One of the most frightening things an expectant mother can experience is going into labor and giving birth far too early. Fortunately, neonatal intensive care units (NICU) are staffed and equipped to handle the challenges preemies are faced with. Here's what you need to know if you are pregnant and concerned about premature birth or have already given birth to a preemie baby.
Advancements in Medical Treatment
Advances in medical care and treatment of preemies has led to a survival rate of 78.9% for preemies born at 22-25 weeks gestation, according to research. At 22 weeks gestation, a fetus weighs 15.17 ounces on average and has undeveloped lungs. In preparation to give birth to a preemie, mothers in pre-term labor are given corticosteroids while in labor to help speed up the lung development in their fetus' prior to birth. After birth, preemies typically are on respirators and oxygen in the NICU.
Breathing Challenges of Preemies
Due to underdevelopment of the lungs, preemies are susceptible to breathing problems such as sleep apnea, bronchopulmonary dysplasia, and respiratory syncytial virus. Because of the susceptibility to these and other breathing conditions, it's important that parents be prepared to take care of their preemies special health concerns and mitigate risks when they are finally discharged from the hospital.
Preparing for Discharge
During the weeks or months while the preemie is in the NICU, parents can prepare for the preemie to go home by doing these things:
- take pediatric CPR classes
- consult with a neonatal occupational therapist
- install a whole-house HEPA filtration system
- get trained to use special equipment
It is important to have everyone who will care for your baby be trained in pediatric CPR. You can sign up for classes together, or if there are a number of you, perhaps you can schedule private classes just for those in your group.
Important note: Parents are required to take pediatric CPR classes before their preemies are sent home with apnea monitoring devices.
As your preemie grows, it's a good idea to receive additional pediatric CPR training to keep yourself fresh on what to do should your little one experience breathing problems in the future, particularly as your preemies grows and you're no longer able to cradle him or her in the crook of your arm to perform CPR as you would on a small premature infant. The NICU social worker can give you more information on scheduling classes before your baby is discharged from the hospital.

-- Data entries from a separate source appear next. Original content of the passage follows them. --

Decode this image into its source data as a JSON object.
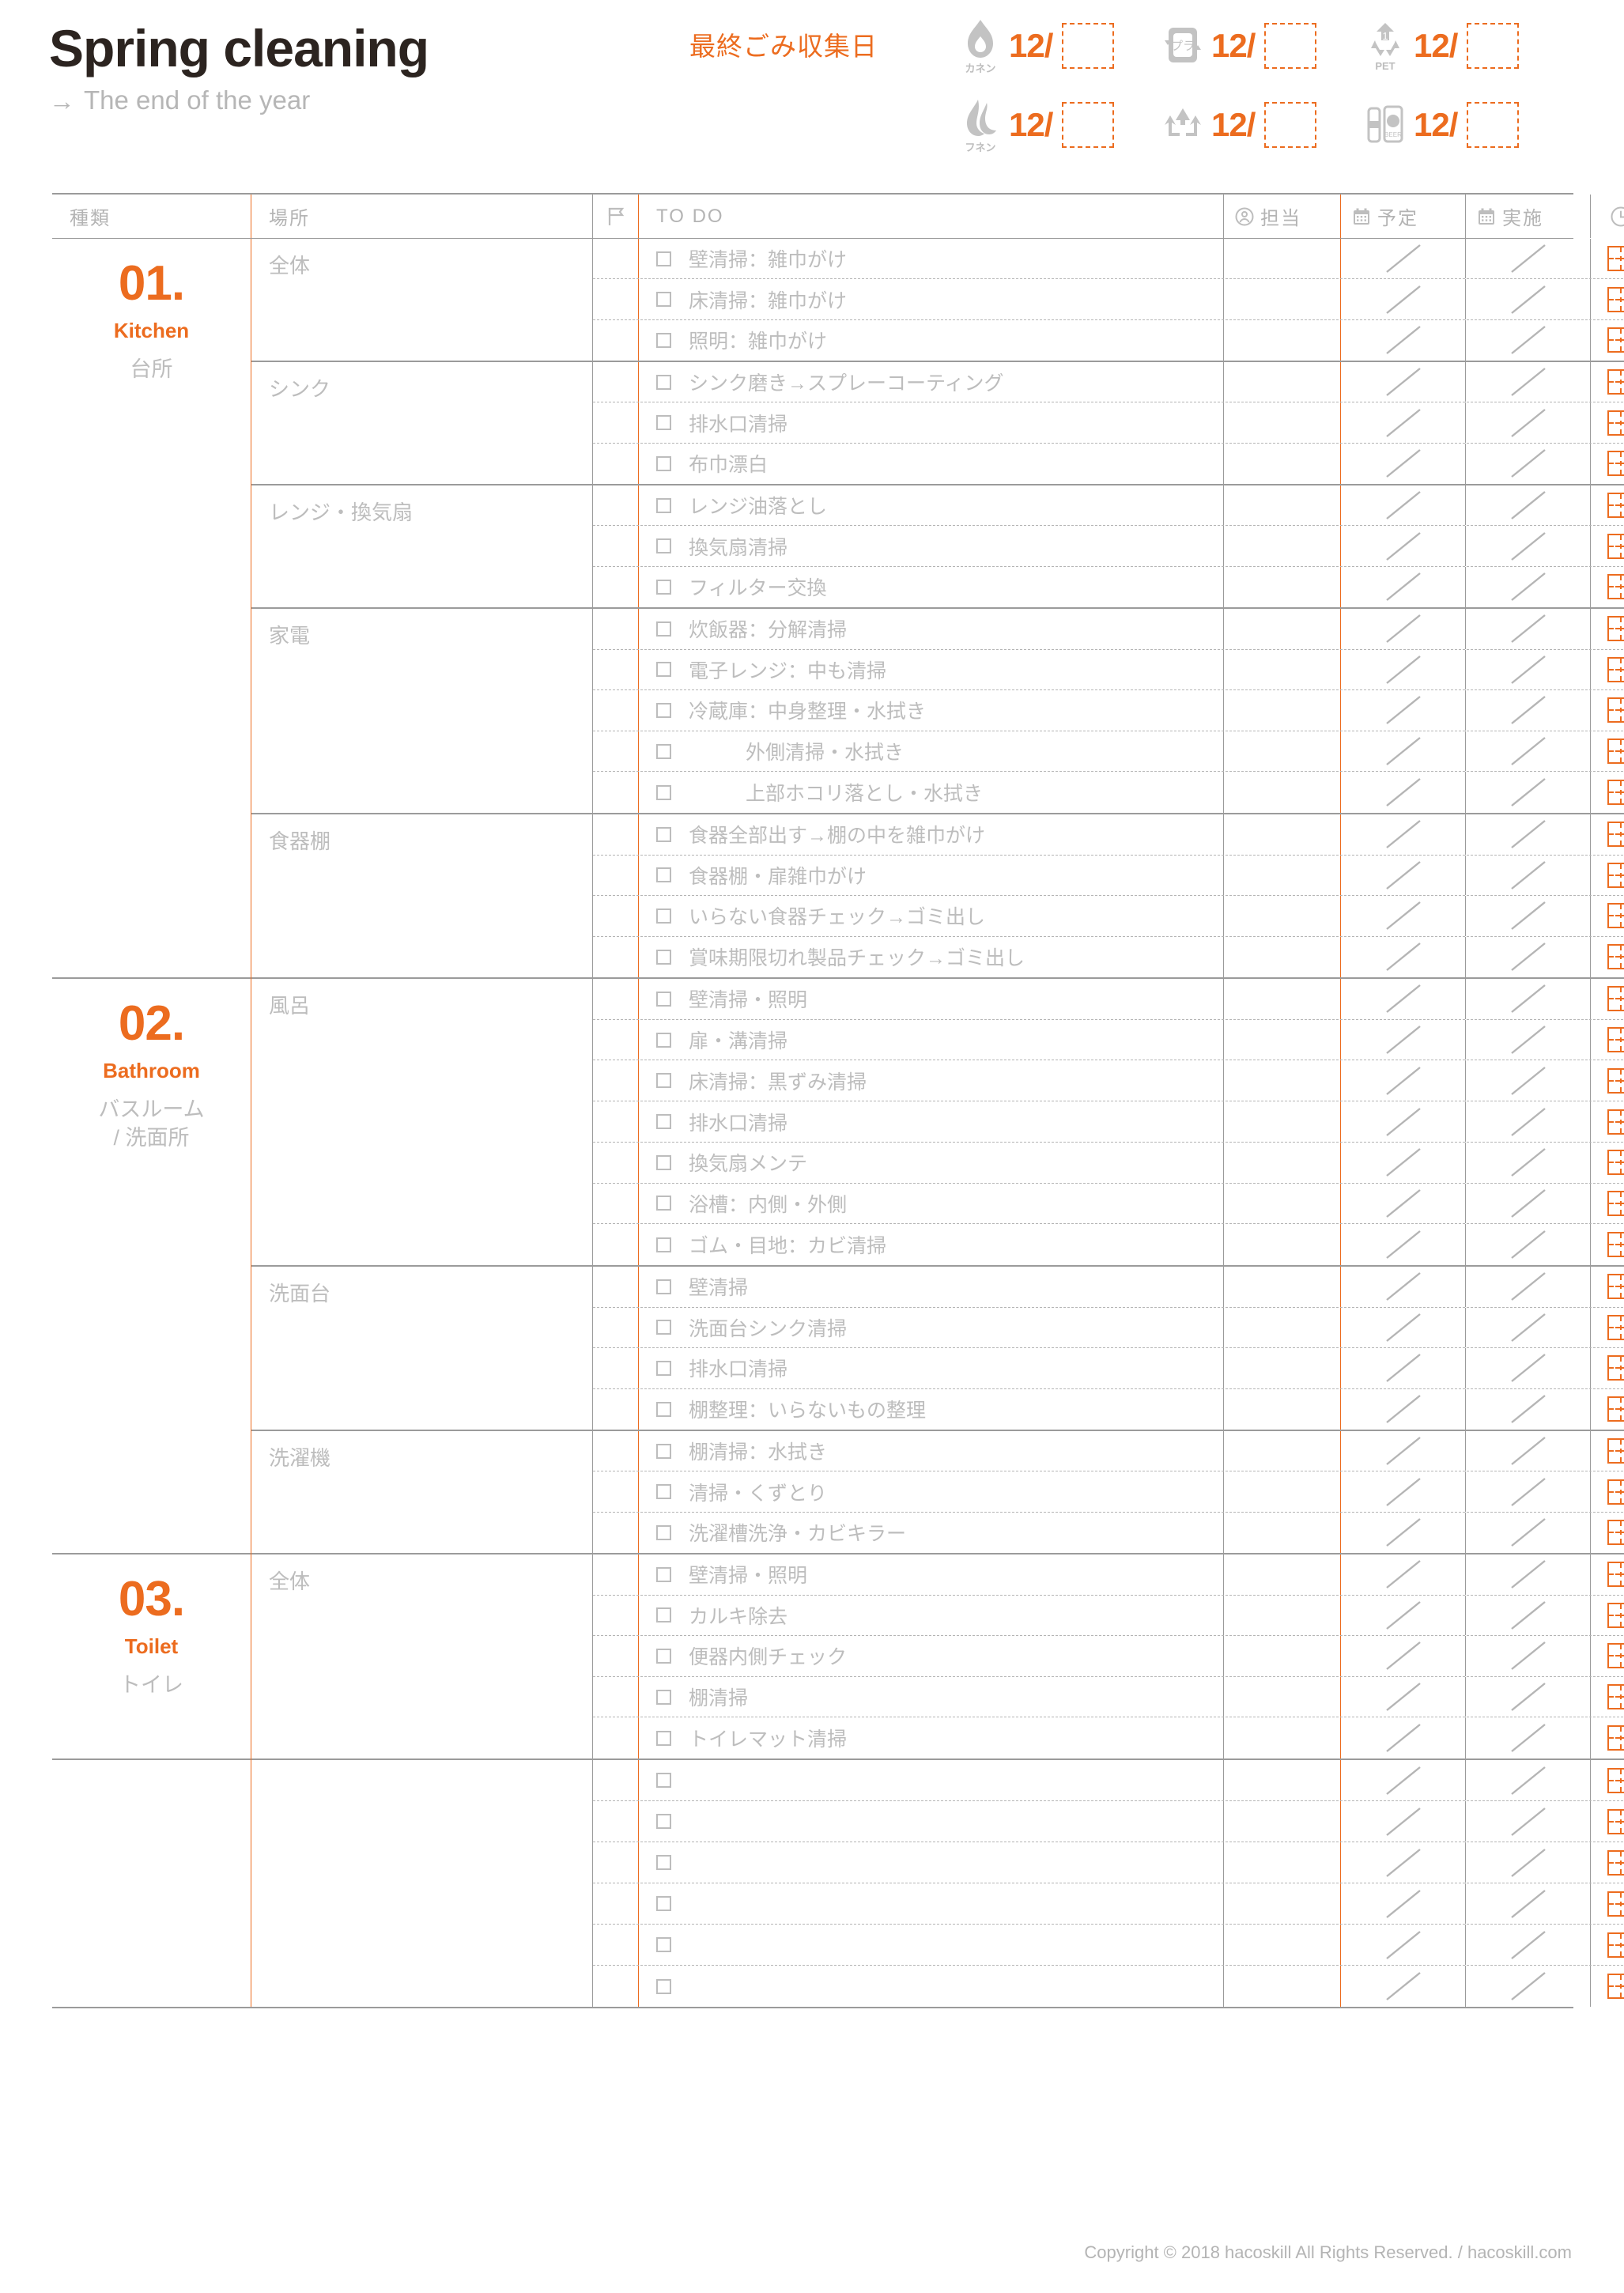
{
  "header": {
    "title": "Spring cleaning",
    "subtitle": "The end of the year",
    "arrow": "→",
    "gomi_label": "最終ごみ収集日",
    "gomi_items": [
      {
        "icon": "flame-icon",
        "caption": "カネン",
        "date": "12/"
      },
      {
        "icon": "plastic-recycle-icon",
        "caption": "",
        "date": "12/"
      },
      {
        "icon": "pet-bottle-icon",
        "caption": "PET",
        "date": "12/"
      },
      {
        "icon": "non-burnable-icon",
        "caption": "フネン",
        "date": "12/"
      },
      {
        "icon": "recycle-arrows-icon",
        "caption": "",
        "date": "12/"
      },
      {
        "icon": "can-bottle-icon",
        "caption": "",
        "date": "12/"
      }
    ]
  },
  "table": {
    "headers": {
      "kind": "種類",
      "place": "場所",
      "flag": "",
      "todo": "TO  DO",
      "who": "担当",
      "plan": "予定",
      "done": "実施",
      "time": ""
    },
    "sections": [
      {
        "number": "01.",
        "en": "Kitchen",
        "jp": "台所",
        "places": [
          {
            "name": "全体",
            "tasks": [
              {
                "text": "壁清掃：雑巾がけ",
                "indent": false
              },
              {
                "text": "床清掃：雑巾がけ",
                "indent": false
              },
              {
                "text": "照明：雑巾がけ",
                "indent": false
              }
            ]
          },
          {
            "name": "シンク",
            "tasks": [
              {
                "text": "シンク磨き→スプレーコーティング",
                "indent": false
              },
              {
                "text": "排水口清掃",
                "indent": false
              },
              {
                "text": "布巾漂白",
                "indent": false
              }
            ]
          },
          {
            "name": "レンジ・換気扇",
            "tasks": [
              {
                "text": "レンジ油落とし",
                "indent": false
              },
              {
                "text": "換気扇清掃",
                "indent": false
              },
              {
                "text": "フィルター交換",
                "indent": false
              }
            ]
          },
          {
            "name": "家電",
            "tasks": [
              {
                "text": "炊飯器：分解清掃",
                "indent": false
              },
              {
                "text": "電子レンジ：中も清掃",
                "indent": false
              },
              {
                "text": "冷蔵庫：中身整理・水拭き",
                "indent": false
              },
              {
                "text": "外側清掃・水拭き",
                "indent": true
              },
              {
                "text": "上部ホコリ落とし・水拭き",
                "indent": true
              }
            ]
          },
          {
            "name": "食器棚",
            "tasks": [
              {
                "text": "食器全部出す→棚の中を雑巾がけ",
                "indent": false
              },
              {
                "text": "食器棚・扉雑巾がけ",
                "indent": false
              },
              {
                "text": "いらない食器チェック→ゴミ出し",
                "indent": false
              },
              {
                "text": "賞味期限切れ製品チェック→ゴミ出し",
                "indent": false
              }
            ]
          }
        ]
      },
      {
        "number": "02.",
        "en": "Bathroom",
        "jp": "バスルーム\n/ 洗面所",
        "places": [
          {
            "name": "風呂",
            "tasks": [
              {
                "text": "壁清掃・照明",
                "indent": false
              },
              {
                "text": "扉・溝清掃",
                "indent": false
              },
              {
                "text": "床清掃：黒ずみ清掃",
                "indent": false
              },
              {
                "text": "排水口清掃",
                "indent": false
              },
              {
                "text": "換気扇メンテ",
                "indent": false
              },
              {
                "text": "浴槽：内側・外側",
                "indent": false
              },
              {
                "text": "ゴム・目地：カビ清掃",
                "indent": false
              }
            ]
          },
          {
            "name": "洗面台",
            "tasks": [
              {
                "text": "壁清掃",
                "indent": false
              },
              {
                "text": "洗面台シンク清掃",
                "indent": false
              },
              {
                "text": "排水口清掃",
                "indent": false
              },
              {
                "text": "棚整理：いらないもの整理",
                "indent": false
              }
            ]
          },
          {
            "name": "洗濯機",
            "tasks": [
              {
                "text": "棚清掃：水拭き",
                "indent": false
              },
              {
                "text": "清掃・くずとり",
                "indent": false
              },
              {
                "text": "洗濯槽洗浄・カビキラー",
                "indent": false
              }
            ]
          }
        ]
      },
      {
        "number": "03.",
        "en": "Toilet",
        "jp": "トイレ",
        "places": [
          {
            "name": "全体",
            "tasks": [
              {
                "text": "壁清掃・照明",
                "indent": false
              },
              {
                "text": "カルキ除去",
                "indent": false
              },
              {
                "text": "便器内側チェック",
                "indent": false
              },
              {
                "text": "棚清掃",
                "indent": false
              },
              {
                "text": "トイレマット清掃",
                "indent": false
              }
            ]
          }
        ]
      },
      {
        "number": "",
        "en": "",
        "jp": "",
        "places": [
          {
            "name": "",
            "tasks": [
              {
                "text": "",
                "indent": false
              },
              {
                "text": "",
                "indent": false
              },
              {
                "text": "",
                "indent": false
              },
              {
                "text": "",
                "indent": false
              },
              {
                "text": "",
                "indent": false
              },
              {
                "text": "",
                "indent": false
              }
            ]
          }
        ]
      }
    ]
  },
  "footer": {
    "copyright": "Copyright © 2018 hacoskill All Rights Reserved.  / hacoskill.com"
  },
  "colors": {
    "accent": "#ec6c1f",
    "text_gray": "#bdbdbd",
    "line_gray": "#9b9b9b",
    "title_dark": "#2c2420"
  }
}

Consider a company like Emergency and Health Training Center to learn more about pediatric CPR.Share